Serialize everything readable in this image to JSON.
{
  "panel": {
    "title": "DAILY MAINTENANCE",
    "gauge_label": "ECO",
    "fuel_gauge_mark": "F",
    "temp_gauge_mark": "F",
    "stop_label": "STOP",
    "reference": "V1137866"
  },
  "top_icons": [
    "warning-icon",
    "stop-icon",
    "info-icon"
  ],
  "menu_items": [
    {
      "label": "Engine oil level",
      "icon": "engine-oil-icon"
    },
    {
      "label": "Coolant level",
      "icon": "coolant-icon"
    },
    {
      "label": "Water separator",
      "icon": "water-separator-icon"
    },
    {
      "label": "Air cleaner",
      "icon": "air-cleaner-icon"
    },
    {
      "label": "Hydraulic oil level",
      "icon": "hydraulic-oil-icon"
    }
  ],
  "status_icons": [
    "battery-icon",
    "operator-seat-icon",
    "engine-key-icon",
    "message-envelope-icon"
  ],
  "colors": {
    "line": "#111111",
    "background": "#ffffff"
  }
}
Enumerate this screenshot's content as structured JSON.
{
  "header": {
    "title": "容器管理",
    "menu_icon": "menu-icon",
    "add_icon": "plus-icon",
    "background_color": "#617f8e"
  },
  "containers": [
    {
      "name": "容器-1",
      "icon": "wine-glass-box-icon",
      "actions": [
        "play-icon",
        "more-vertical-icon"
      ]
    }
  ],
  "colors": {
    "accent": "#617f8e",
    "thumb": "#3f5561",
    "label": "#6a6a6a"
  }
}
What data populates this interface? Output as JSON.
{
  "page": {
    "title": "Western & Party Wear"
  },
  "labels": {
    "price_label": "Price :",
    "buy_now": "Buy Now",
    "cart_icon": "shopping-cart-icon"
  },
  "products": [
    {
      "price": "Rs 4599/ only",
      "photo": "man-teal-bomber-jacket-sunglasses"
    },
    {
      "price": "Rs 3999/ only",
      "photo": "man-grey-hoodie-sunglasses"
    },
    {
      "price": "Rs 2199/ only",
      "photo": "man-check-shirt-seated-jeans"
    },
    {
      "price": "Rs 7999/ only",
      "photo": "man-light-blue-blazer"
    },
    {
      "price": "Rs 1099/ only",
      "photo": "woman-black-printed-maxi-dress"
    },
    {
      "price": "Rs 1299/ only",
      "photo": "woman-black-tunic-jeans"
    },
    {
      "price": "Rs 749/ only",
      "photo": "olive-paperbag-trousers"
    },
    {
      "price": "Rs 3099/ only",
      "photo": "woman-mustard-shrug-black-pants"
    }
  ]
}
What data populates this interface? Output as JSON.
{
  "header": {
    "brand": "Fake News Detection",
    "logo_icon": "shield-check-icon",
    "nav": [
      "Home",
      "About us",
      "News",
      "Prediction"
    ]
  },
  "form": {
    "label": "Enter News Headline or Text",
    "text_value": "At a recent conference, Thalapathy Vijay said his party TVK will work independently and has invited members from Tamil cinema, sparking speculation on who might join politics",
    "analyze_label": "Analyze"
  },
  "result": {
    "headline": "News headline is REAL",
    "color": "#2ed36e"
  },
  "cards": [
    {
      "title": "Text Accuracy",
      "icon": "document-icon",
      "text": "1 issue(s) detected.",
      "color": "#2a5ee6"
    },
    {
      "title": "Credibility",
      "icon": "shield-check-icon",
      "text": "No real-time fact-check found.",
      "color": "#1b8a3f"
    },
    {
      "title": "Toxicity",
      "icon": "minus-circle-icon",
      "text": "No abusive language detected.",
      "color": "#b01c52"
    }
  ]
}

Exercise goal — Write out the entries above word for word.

Output of the exercise —
Serialize everything readable in this image to JSON.
{
  "panel": {
    "title": "DAILY MAINTENANCE",
    "gauge_label": "ECO",
    "fuel_gauge_mark": "F",
    "temp_gauge_mark": "F",
    "stop_label": "STOP",
    "reference": "V1137866"
  },
  "top_icons": [
    "warning-icon",
    "stop-icon",
    "info-icon"
  ],
  "menu_items": [
    {
      "label": "Engine oil level",
      "icon": "engine-oil-icon"
    },
    {
      "label": "Coolant level",
      "icon": "coolant-icon"
    },
    {
      "label": "Water separator",
      "icon": "water-separator-icon"
    },
    {
      "label": "Air cleaner",
      "icon": "air-cleaner-icon"
    },
    {
      "label": "Hydraulic oil level",
      "icon": "hydraulic-oil-icon"
    }
  ],
  "status_icons": [
    "battery-icon",
    "operator-seat-icon",
    "engine-key-icon",
    "message-envelope-icon"
  ],
  "colors": {
    "line": "#111111",
    "background": "#ffffff"
  }
}
Enumerate this screenshot's content as structured JSON.
{
  "header": {
    "title": "容器管理",
    "menu_icon": "menu-icon",
    "add_icon": "plus-icon",
    "background_color": "#617f8e"
  },
  "containers": [
    {
      "name": "容器-1",
      "icon": "wine-glass-box-icon",
      "actions": [
        "play-icon",
        "more-vertical-icon"
      ]
    }
  ],
  "colors": {
    "accent": "#617f8e",
    "thumb": "#3f5561",
    "label": "#6a6a6a"
  }
}
What data populates this interface? Output as JSON.
{
  "page": {
    "title": "Western & Party Wear"
  },
  "labels": {
    "price_label": "Price :",
    "buy_now": "Buy Now",
    "cart_icon": "shopping-cart-icon"
  },
  "products": [
    {
      "price": "Rs 4599/ only",
      "photo": "man-teal-bomber-jacket-sunglasses"
    },
    {
      "price": "Rs 3999/ only",
      "photo": "man-grey-hoodie-sunglasses"
    },
    {
      "price": "Rs 2199/ only",
      "photo": "man-check-shirt-seated-jeans"
    },
    {
      "price": "Rs 7999/ only",
      "photo": "man-light-blue-blazer"
    },
    {
      "price": "Rs 1099/ only",
      "photo": "woman-black-printed-maxi-dress"
    },
    {
      "price": "Rs 1299/ only",
      "photo": "woman-black-tunic-jeans"
    },
    {
      "price": "Rs 749/ only",
      "photo": "olive-paperbag-trousers"
    },
    {
      "price": "Rs 3099/ only",
      "photo": "woman-mustard-shrug-black-pants"
    }
  ]
}
What data populates this interface? Output as JSON.
{
  "header": {
    "brand": "Fake News Detection",
    "logo_icon": "shield-check-icon",
    "nav": [
      "Home",
      "About us",
      "News",
      "Prediction"
    ]
  },
  "form": {
    "label": "Enter News Headline or Text",
    "text_value": "At a recent conference, Thalapathy Vijay said his party TVK will work independently and has invited members from Tamil cinema, sparking speculation on who might join politics",
    "analyze_label": "Analyze"
  },
  "result": {
    "headline": "News headline is REAL",
    "color": "#2ed36e"
  },
  "cards": [
    {
      "title": "Text Accuracy",
      "icon": "document-icon",
      "text": "1 issue(s) detected.",
      "color": "#2a5ee6"
    },
    {
      "title": "Credibility",
      "icon": "shield-check-icon",
      "text": "No real-time fact-check found.",
      "color": "#1b8a3f"
    },
    {
      "title": "Toxicity",
      "icon": "minus-circle-icon",
      "text": "No abusive language detected.",
      "color": "#b01c52"
    }
  ]
}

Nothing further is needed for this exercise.